→ Exercise prompt: Where in the data does the word "Recibidos" appear? Find those lines and copy them.

● ● ●

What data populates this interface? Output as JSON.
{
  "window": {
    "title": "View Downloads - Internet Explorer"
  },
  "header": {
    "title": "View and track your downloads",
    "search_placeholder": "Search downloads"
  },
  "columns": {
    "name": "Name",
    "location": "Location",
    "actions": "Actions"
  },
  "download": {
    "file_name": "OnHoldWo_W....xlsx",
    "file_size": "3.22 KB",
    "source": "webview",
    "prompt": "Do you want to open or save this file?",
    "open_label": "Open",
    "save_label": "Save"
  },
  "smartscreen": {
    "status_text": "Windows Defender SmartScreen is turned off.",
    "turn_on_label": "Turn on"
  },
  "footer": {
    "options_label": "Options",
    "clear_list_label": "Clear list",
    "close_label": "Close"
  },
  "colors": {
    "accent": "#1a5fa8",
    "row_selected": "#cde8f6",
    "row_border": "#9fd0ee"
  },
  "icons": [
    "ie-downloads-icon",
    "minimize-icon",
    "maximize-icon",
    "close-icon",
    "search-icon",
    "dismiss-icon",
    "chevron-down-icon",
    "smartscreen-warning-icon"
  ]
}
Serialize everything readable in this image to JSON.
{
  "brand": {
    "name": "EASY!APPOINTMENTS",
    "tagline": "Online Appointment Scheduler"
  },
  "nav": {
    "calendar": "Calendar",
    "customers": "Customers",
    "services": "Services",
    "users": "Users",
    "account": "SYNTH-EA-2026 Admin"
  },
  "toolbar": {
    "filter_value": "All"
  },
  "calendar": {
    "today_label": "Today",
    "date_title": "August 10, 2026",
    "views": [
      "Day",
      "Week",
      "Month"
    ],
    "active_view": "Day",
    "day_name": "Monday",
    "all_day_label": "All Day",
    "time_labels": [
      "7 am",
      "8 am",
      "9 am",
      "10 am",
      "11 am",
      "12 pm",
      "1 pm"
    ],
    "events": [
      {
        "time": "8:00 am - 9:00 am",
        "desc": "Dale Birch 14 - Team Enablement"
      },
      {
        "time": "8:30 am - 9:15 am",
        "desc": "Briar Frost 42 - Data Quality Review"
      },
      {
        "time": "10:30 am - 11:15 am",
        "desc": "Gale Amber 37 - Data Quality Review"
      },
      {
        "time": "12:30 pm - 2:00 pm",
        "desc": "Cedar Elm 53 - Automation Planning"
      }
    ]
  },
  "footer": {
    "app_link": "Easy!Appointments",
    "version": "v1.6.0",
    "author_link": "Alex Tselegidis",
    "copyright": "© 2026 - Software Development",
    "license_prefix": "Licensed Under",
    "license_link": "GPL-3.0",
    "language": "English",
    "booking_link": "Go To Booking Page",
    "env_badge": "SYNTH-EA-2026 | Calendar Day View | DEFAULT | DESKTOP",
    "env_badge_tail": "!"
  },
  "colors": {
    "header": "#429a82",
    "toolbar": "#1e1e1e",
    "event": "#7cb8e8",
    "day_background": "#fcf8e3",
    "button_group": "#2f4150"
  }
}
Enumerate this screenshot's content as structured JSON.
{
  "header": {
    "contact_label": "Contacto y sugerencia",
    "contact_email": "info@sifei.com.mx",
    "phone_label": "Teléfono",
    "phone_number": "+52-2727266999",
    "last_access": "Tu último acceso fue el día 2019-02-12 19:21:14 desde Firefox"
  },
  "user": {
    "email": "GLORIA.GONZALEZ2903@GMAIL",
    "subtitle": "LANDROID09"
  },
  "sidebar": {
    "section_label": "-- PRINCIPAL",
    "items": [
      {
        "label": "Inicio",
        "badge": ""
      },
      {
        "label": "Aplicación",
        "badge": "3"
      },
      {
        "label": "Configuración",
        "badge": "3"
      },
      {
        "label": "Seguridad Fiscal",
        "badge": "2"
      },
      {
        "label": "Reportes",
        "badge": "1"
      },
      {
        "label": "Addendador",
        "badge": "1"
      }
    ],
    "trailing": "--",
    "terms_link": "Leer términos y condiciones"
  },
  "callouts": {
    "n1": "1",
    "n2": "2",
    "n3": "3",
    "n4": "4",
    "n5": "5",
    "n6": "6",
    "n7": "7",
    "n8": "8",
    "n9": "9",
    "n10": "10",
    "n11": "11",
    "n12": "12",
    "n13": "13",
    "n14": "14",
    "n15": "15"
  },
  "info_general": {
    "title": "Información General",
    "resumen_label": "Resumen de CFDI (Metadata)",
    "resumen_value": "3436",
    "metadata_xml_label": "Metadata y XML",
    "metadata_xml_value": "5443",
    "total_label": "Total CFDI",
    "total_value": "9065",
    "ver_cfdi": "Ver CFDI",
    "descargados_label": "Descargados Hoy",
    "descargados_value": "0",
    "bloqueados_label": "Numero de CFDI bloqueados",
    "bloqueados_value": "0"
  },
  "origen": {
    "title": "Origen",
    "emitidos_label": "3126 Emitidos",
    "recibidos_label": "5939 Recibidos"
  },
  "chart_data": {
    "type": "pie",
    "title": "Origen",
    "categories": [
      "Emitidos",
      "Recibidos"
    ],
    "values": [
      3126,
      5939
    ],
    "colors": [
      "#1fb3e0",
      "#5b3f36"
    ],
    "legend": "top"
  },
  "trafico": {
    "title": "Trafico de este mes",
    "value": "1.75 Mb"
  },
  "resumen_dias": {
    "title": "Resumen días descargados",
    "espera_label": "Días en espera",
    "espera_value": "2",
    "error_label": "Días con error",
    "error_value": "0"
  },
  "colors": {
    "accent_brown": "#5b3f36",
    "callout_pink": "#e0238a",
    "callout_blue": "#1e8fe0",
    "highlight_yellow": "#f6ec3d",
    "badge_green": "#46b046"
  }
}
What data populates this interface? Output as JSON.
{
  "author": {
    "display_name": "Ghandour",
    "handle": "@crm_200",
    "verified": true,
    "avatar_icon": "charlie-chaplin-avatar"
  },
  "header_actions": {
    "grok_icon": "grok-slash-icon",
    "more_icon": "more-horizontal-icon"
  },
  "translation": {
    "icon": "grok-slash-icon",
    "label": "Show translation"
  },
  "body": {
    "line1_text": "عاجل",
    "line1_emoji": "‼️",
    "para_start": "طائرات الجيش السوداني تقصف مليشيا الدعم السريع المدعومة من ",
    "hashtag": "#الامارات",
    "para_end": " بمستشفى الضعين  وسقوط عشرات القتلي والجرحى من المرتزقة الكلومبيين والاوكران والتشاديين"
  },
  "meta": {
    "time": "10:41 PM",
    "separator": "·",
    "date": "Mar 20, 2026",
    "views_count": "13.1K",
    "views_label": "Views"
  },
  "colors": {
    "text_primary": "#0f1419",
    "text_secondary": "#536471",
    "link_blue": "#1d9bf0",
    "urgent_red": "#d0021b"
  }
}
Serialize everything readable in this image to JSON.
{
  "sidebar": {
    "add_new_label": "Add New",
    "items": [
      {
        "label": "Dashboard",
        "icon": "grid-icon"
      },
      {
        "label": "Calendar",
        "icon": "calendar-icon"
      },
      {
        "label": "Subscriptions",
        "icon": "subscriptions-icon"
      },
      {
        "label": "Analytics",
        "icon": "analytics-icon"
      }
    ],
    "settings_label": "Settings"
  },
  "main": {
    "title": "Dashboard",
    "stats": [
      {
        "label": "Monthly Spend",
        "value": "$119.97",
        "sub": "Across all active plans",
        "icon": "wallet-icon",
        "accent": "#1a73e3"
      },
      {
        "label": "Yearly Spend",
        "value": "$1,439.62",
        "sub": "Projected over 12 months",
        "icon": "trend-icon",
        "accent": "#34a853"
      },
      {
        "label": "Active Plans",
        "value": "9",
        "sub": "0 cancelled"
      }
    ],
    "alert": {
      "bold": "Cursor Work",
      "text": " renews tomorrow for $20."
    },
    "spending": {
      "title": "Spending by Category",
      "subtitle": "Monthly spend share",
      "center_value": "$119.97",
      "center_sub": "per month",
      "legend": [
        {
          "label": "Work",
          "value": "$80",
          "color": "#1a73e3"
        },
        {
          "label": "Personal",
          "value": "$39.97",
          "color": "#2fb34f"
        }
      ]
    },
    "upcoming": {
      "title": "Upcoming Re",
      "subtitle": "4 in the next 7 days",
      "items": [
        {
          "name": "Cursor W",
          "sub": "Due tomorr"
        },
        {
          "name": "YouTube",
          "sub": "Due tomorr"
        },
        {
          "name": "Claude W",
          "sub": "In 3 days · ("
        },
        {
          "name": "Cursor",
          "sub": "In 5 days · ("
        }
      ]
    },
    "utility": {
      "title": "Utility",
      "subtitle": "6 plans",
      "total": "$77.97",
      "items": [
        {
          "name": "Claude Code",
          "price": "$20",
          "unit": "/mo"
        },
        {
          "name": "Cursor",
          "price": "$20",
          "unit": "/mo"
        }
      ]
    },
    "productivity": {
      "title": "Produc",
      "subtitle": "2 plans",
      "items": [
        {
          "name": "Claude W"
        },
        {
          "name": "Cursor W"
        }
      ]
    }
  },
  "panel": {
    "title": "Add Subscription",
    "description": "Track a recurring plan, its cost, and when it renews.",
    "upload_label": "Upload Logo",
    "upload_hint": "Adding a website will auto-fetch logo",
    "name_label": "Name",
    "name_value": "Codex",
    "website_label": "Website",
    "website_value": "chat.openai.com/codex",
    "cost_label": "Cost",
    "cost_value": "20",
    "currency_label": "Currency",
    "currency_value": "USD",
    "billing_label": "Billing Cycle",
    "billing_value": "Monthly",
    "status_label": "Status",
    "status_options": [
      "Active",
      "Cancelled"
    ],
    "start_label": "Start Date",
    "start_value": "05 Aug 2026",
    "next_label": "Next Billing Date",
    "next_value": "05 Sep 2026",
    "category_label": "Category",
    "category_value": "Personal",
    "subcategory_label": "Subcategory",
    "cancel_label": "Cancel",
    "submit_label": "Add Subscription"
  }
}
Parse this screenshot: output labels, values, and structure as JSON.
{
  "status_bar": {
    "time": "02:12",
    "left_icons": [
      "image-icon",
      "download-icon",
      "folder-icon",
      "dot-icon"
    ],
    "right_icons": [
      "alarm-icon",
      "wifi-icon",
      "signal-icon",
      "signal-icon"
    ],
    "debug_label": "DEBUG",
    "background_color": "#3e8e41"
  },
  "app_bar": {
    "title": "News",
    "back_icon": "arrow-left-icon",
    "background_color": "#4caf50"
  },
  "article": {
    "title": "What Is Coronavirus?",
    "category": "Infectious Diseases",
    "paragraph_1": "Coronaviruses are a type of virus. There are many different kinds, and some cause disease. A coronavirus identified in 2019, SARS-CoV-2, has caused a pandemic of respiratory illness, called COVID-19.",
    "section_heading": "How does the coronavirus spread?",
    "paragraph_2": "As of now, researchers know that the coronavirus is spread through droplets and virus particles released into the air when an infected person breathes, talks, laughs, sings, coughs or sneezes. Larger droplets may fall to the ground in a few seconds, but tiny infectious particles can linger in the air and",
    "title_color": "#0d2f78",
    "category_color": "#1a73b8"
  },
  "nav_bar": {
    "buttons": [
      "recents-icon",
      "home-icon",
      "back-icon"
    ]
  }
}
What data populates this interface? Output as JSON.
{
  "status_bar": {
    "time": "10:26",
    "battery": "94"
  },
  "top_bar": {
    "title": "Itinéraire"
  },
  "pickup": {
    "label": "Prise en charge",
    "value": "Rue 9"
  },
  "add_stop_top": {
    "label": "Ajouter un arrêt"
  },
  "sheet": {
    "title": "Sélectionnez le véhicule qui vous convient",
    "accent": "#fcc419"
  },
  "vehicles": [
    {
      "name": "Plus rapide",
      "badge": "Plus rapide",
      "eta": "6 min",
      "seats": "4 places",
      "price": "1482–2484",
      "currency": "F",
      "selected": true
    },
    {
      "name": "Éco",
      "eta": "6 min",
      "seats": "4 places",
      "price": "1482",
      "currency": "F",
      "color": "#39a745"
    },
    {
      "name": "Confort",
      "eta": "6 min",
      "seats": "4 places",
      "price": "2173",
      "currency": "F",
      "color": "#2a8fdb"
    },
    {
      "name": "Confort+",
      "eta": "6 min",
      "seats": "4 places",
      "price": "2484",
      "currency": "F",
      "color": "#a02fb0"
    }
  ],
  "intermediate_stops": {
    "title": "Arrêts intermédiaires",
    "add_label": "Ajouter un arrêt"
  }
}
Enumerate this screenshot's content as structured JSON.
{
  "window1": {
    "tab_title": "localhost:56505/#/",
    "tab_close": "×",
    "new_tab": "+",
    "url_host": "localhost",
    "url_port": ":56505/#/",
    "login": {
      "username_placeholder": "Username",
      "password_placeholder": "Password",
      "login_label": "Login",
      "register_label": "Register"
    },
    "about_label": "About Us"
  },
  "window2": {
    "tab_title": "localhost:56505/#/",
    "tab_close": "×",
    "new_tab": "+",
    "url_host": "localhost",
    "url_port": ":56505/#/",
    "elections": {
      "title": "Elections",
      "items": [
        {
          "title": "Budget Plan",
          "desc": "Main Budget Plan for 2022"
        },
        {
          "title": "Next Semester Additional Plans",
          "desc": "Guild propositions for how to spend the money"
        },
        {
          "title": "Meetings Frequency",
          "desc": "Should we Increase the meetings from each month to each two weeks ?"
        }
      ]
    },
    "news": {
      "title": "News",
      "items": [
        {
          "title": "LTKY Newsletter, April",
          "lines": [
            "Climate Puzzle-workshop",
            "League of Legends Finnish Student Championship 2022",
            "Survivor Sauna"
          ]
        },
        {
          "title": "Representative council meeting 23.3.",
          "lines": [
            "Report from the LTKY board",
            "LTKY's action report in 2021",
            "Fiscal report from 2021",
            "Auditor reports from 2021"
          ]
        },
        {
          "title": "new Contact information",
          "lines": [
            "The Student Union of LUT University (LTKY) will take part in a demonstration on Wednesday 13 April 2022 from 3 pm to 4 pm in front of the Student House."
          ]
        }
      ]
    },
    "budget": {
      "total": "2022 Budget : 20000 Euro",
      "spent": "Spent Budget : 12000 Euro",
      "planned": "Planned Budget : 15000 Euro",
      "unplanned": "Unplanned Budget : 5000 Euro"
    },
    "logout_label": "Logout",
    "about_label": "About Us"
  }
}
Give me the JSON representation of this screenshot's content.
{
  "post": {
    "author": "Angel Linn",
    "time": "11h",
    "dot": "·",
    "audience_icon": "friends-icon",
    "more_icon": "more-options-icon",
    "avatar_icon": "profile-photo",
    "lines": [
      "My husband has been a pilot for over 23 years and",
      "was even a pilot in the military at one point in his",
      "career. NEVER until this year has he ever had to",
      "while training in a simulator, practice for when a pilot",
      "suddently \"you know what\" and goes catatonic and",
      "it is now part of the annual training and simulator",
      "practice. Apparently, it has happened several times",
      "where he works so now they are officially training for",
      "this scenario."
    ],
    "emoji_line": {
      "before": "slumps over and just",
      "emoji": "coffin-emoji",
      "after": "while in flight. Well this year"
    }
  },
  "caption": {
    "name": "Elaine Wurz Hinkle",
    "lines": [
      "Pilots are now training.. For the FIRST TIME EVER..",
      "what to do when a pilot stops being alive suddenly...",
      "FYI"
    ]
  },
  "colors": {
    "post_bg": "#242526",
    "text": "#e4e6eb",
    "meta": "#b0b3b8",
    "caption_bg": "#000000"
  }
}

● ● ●

→ Answer for this exercise:
    "recibidos_label": "5939 Recibidos"
      "Recibidos"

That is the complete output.